Filled with unforgettable characters, settings, and action, The Irresistible Henry House portrays the cultural tumult of the mid-twentieth century even as it explores the inner tumult of a young man trying to transcend a damaged childhood. For it is not until Henry House comes face-to-face with the real truths of his past that he finds a chance for real love.


Paint It Black by Janet Fitch

Having finished White Oleander, I was immediately on the lookout for other books by Janet Fitch. I read mixed reviews about this one, but I am still curious to know how this is, having loved White Oleander.

Josie Tyrell, art model, runaway, and denizen of LA's rock scene finds a chance at real love with Michael Faraday, a Harvard dropout and son of a renowned pianist. But when she receives a call from the coroner, asking her to identify her lover's body, her bright dreams all turn to black.

As Josie struggles to understand Michael's death and to hold onto the world they shared, she is both attracted to and repelled by his pianist mother, Meredith, who blames Josie for her son's torment. Soon the two women are drawn into a twisted relationship that reflects equal parts distrust and blind need.

With the luxurious prose and fever pitch intensity that are her hallmarks, Janet Fitch weaves a spellbinding tale of love, betrayal, and the possibility of transcendence.

12 comments:

bermudaonion said...

Great finds! The Irresistible Henry House caught my eye too. I hope you have a great weekend!

Kaye said...

Wow, Paint it Black sounds intense!
Good find. Have a great week and happy reading!

hcmurdoch said...

Thank you for mentioning my post. It made me realize I'd forgotten to include the plot summary (duh me!).

tarynwanderer said...

I can definitely see echoes of White Oleander in Paint it Black--twisted female relationships ahoy! But I was really struck by Enrique's Journey. Have you seen the movie "Which Way Home?" It's a documentary about child migrants from Mexica and Honduras and is really powerful.

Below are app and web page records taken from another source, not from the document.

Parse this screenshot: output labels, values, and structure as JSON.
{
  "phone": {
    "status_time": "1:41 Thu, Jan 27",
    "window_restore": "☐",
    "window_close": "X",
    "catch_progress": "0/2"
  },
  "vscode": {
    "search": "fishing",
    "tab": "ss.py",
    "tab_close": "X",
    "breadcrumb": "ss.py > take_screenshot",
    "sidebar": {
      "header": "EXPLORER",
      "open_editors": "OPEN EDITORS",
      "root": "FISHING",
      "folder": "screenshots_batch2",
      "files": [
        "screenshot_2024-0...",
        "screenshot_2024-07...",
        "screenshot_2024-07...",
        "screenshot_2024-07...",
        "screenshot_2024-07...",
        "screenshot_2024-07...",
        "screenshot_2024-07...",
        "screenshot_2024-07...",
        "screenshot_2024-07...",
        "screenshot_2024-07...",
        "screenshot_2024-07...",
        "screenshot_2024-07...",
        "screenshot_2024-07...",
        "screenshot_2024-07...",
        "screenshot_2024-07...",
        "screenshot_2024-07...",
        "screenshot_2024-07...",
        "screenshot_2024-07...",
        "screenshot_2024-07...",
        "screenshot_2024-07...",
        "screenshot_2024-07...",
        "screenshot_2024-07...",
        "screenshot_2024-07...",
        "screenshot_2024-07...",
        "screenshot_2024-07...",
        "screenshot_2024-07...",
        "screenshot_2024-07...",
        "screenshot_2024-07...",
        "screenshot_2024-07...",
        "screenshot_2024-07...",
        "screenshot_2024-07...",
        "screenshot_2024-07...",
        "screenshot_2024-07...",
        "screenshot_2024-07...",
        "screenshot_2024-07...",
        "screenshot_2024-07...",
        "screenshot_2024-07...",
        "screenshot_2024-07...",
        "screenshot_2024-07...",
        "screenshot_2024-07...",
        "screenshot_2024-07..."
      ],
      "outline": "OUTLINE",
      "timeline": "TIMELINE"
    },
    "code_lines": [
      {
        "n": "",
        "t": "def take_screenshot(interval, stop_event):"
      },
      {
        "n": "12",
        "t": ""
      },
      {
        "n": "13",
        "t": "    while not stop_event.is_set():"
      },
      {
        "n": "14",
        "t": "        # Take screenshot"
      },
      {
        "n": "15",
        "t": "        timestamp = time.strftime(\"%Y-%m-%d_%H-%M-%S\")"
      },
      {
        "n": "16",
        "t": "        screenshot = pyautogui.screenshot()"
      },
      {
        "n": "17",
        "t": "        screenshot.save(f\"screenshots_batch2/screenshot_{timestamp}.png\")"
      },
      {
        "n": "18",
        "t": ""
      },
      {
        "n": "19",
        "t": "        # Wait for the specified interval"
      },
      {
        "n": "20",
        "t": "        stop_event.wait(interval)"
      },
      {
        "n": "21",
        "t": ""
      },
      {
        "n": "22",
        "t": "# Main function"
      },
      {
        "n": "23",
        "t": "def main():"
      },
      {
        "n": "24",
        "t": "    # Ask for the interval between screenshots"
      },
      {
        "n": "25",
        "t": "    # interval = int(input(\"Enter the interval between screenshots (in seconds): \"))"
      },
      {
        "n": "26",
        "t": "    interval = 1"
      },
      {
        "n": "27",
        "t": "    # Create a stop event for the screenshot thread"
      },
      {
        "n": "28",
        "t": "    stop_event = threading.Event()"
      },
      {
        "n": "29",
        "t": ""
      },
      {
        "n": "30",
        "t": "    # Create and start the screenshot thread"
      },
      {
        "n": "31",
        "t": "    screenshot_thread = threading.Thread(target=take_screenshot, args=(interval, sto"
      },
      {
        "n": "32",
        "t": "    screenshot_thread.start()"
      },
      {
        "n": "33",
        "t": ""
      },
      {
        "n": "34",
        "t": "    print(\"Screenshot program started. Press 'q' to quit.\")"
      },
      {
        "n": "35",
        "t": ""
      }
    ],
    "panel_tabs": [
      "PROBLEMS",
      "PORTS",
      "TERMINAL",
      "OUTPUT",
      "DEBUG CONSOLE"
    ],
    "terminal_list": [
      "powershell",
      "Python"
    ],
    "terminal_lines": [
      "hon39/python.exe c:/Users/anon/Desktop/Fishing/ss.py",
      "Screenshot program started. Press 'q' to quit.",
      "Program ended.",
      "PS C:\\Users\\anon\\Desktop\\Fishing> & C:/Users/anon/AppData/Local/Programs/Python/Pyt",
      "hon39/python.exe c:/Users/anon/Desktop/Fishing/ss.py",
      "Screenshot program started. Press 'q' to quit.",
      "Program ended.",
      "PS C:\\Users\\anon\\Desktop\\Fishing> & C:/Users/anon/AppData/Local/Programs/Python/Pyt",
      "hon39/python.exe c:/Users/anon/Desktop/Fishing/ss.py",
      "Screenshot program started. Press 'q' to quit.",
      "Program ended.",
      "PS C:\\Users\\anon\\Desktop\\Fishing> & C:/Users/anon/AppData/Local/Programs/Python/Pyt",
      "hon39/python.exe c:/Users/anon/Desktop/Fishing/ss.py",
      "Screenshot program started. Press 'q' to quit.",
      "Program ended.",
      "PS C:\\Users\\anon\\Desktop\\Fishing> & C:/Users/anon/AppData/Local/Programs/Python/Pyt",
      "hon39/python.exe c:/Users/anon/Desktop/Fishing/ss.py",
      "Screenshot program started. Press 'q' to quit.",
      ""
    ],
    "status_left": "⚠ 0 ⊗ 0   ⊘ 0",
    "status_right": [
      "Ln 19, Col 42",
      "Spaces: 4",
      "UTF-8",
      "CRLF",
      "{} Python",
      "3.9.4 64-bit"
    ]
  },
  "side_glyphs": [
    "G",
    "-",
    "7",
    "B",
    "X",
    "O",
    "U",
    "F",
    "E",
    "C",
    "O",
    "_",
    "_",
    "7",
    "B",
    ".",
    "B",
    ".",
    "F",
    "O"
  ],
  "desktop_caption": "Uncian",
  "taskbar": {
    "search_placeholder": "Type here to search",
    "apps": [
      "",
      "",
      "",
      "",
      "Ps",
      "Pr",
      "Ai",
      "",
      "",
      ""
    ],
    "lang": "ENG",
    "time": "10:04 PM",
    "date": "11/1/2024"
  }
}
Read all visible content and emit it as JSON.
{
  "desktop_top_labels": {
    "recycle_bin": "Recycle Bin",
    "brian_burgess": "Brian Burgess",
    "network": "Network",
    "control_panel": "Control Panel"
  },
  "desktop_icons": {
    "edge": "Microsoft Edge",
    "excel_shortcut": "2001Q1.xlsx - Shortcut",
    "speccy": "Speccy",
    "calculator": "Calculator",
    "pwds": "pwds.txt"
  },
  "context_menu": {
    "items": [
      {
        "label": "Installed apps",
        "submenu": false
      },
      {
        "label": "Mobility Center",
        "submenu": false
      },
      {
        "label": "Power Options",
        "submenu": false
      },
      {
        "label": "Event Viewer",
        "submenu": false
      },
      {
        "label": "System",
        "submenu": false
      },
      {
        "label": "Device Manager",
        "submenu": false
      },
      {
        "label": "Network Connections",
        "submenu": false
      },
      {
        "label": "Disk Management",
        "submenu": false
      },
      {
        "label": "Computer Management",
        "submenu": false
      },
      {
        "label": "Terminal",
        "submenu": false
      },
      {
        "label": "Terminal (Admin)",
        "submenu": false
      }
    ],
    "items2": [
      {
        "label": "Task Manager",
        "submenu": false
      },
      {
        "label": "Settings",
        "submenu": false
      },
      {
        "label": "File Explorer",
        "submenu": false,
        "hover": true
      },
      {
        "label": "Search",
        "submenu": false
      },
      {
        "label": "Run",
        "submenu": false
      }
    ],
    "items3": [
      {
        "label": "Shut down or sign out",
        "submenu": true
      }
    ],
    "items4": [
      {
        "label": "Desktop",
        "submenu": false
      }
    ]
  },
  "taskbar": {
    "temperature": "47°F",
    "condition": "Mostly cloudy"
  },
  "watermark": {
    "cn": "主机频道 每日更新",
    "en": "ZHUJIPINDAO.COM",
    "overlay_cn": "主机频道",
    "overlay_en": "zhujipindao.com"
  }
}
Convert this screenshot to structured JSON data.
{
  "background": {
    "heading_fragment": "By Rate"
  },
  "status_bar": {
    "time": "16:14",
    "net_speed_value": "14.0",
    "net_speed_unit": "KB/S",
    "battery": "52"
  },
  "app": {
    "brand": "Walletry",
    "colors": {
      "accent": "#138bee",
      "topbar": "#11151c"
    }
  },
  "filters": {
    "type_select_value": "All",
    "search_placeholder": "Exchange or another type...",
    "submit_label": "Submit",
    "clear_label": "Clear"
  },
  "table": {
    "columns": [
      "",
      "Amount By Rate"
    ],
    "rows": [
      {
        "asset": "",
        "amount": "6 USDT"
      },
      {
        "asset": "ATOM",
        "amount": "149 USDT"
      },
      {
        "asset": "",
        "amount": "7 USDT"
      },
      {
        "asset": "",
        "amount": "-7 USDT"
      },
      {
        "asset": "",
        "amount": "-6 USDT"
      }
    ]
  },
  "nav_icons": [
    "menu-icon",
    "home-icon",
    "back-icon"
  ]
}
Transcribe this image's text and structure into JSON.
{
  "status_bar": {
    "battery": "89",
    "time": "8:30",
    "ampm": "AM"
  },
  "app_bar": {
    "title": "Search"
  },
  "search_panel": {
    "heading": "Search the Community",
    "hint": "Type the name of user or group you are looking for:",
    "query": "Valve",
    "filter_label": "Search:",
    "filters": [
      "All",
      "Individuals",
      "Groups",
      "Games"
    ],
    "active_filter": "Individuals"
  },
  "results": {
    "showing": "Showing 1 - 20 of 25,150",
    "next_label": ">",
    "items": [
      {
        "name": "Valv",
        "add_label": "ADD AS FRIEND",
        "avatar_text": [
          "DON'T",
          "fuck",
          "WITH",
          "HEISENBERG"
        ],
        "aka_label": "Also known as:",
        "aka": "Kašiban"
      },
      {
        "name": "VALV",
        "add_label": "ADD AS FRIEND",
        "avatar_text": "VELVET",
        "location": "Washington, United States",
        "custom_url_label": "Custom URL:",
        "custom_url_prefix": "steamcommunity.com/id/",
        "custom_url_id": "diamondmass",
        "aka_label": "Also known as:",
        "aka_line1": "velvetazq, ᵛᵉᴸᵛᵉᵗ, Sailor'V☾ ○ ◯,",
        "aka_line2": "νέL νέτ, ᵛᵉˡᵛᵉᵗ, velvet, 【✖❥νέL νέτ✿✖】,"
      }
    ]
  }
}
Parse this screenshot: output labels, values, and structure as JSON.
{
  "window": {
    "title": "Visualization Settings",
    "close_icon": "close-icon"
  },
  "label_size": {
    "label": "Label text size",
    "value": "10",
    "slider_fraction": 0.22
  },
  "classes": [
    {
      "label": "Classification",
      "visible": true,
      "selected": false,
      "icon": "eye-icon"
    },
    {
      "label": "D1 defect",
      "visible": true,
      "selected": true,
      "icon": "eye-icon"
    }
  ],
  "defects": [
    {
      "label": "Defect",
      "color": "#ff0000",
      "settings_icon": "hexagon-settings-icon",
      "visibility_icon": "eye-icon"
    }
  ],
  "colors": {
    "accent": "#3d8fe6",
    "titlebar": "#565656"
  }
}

My Friday Find is here!

Juju at Tales of Whimsy.com said...

I love the 50s style cover of number 2

Alayne said...

Paint it Black looks good. I still haven't read my copy of White Oleander though.

My Friday Find is at The Crowded Leaf. I'm also seeing if anyone would be intersted in an Alice Hoffman challenge!

StephTheBookworm said...

I've got Henry House on my TBR list too. It looks so interesting and strange! I love the sound of it.

Diane said...

This first 2 look and sound amazing. Thanks Aths.

I did read Paint it Black, and liked it but not as much as White Oleander.

thanks for these picks.

Alyce said...

Enrique's Journey sounds heartbreaking. I think the Henry House book looks good too!

tinylittlelibrarian said...

Henry House sounds great, thanks for including it. I have a feeling it'll be on my FF next week....

Feathered Quill Book Reviews said...

great finds, thanks for posting!

Have a great weekend. :)

Dana said...

I love all of your finds. After reading your White Oleander review, I'd definitely like to try something else by Fitch.